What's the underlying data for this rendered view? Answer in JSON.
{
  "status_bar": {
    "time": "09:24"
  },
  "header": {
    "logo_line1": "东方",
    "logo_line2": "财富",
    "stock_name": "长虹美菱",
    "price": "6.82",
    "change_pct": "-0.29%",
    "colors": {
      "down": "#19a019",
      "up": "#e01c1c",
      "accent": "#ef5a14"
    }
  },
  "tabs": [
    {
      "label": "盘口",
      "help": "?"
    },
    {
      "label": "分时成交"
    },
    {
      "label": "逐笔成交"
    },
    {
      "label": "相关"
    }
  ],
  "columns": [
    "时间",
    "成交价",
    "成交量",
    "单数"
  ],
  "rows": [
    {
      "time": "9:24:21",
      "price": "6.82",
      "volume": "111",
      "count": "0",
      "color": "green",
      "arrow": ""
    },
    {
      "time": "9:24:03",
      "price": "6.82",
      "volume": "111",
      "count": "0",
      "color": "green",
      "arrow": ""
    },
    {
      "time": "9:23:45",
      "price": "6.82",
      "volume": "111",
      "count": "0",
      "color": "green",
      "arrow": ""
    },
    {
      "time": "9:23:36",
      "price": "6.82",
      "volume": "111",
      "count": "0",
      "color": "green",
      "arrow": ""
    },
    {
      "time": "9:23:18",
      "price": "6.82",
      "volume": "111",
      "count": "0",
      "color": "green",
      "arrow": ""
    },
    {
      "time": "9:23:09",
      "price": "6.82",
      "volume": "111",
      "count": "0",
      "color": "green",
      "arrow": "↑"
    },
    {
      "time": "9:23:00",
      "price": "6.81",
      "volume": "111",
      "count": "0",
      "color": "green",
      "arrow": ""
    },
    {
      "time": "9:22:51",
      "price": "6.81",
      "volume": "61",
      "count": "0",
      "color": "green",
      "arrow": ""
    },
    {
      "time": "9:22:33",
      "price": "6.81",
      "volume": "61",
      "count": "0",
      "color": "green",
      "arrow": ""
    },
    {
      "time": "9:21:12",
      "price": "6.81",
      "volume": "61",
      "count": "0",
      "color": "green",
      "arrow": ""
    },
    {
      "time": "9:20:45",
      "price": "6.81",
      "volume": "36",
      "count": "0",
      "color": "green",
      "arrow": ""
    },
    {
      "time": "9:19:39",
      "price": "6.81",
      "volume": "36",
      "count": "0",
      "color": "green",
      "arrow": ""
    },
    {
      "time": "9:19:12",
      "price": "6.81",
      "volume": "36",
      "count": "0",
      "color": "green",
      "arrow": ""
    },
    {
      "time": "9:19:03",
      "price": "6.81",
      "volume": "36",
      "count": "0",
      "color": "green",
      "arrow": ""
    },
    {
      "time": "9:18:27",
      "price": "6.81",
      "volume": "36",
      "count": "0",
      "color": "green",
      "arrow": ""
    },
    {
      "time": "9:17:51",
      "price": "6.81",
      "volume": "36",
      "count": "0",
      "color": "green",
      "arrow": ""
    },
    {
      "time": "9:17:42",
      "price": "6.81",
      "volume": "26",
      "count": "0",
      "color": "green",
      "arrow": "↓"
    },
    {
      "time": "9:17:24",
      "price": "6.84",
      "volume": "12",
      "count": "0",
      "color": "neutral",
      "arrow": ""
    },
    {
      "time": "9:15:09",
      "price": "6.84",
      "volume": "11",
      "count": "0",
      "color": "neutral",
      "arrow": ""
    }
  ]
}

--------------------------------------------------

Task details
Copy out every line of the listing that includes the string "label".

Task output
      "label": "盘口",
      "label": "分时成交"
      "label": "逐笔成交"
      "label": "相关"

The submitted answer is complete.